● Problem to work on:
Every record that follows should be output exactly as it is given.
........
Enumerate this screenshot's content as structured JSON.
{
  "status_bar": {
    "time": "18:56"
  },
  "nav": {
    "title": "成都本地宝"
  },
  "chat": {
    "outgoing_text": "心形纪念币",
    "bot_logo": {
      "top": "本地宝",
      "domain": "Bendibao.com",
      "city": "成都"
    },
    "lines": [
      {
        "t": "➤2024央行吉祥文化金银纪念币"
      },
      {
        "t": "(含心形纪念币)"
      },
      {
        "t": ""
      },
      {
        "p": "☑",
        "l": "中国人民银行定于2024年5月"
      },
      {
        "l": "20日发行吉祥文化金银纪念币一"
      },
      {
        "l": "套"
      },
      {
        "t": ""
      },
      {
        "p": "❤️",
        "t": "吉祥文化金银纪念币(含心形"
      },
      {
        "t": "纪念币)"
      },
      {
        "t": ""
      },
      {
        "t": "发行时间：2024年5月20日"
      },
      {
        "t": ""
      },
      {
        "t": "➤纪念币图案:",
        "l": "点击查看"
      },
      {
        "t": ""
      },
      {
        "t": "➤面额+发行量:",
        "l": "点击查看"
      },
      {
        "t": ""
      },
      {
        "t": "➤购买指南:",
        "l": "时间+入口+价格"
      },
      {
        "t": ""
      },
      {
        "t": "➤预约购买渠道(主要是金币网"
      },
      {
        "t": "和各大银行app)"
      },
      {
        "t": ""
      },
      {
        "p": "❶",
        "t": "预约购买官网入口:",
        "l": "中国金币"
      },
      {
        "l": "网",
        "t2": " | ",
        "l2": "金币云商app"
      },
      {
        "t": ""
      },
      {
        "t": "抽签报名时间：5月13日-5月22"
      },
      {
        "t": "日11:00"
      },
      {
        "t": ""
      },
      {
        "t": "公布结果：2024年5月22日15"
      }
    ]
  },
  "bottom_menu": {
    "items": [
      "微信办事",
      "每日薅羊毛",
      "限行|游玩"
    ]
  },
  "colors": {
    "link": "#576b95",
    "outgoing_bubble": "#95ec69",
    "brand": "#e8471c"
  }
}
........
● Exercise answer:
Enumerate this screenshot's content as structured JSON.
{
  "status_bar": {
    "time": "18:56"
  },
  "nav": {
    "title": "成都本地宝"
  },
  "chat": {
    "outgoing_text": "心形纪念币",
    "bot_logo": {
      "top": "本地宝",
      "domain": "Bendibao.com",
      "city": "成都"
    },
    "lines": [
      {
        "t": "➤2024央行吉祥文化金银纪念币"
      },
      {
        "t": "(含心形纪念币)"
      },
      {
        "t": ""
      },
      {
        "p": "☑",
        "l": "中国人民银行定于2024年5月"
      },
      {
        "l": "20日发行吉祥文化金银纪念币一"
      },
      {
        "l": "套"
      },
      {
        "t": ""
      },
      {
        "p": "❤️",
        "t": "吉祥文化金银纪念币(含心形"
      },
      {
        "t": "纪念币)"
      },
      {
        "t": ""
      },
      {
        "t": "发行时间：2024年5月20日"
      },
      {
        "t": ""
      },
      {
        "t": "➤纪念币图案:",
        "l": "点击查看"
      },
      {
        "t": ""
      },
      {
        "t": "➤面额+发行量:",
        "l": "点击查看"
      },
      {
        "t": ""
      },
      {
        "t": "➤购买指南:",
        "l": "时间+入口+价格"
      },
      {
        "t": ""
      },
      {
        "t": "➤预约购买渠道(主要是金币网"
      },
      {
        "t": "和各大银行app)"
      },
      {
        "t": ""
      },
      {
        "p": "❶",
        "t": "预约购买官网入口:",
        "l": "中国金币"
      },
      {
        "l": "网",
        "t2": " | ",
        "l2": "金币云商app"
      },
      {
        "t": ""
      },
      {
        "t": "抽签报名时间：5月13日-5月22"
      },
      {
        "t": "日11:00"
      },
      {
        "t": ""
      },
      {
        "t": "公布结果：2024年5月22日15"
      }
    ]
  },
  "bottom_menu": {
    "items": [
      "微信办事",
      "每日薅羊毛",
      "限行|游玩"
    ]
  },
  "colors": {
    "link": "#576b95",
    "outgoing_bubble": "#95ec69",
    "brand": "#e8471c"
  }
}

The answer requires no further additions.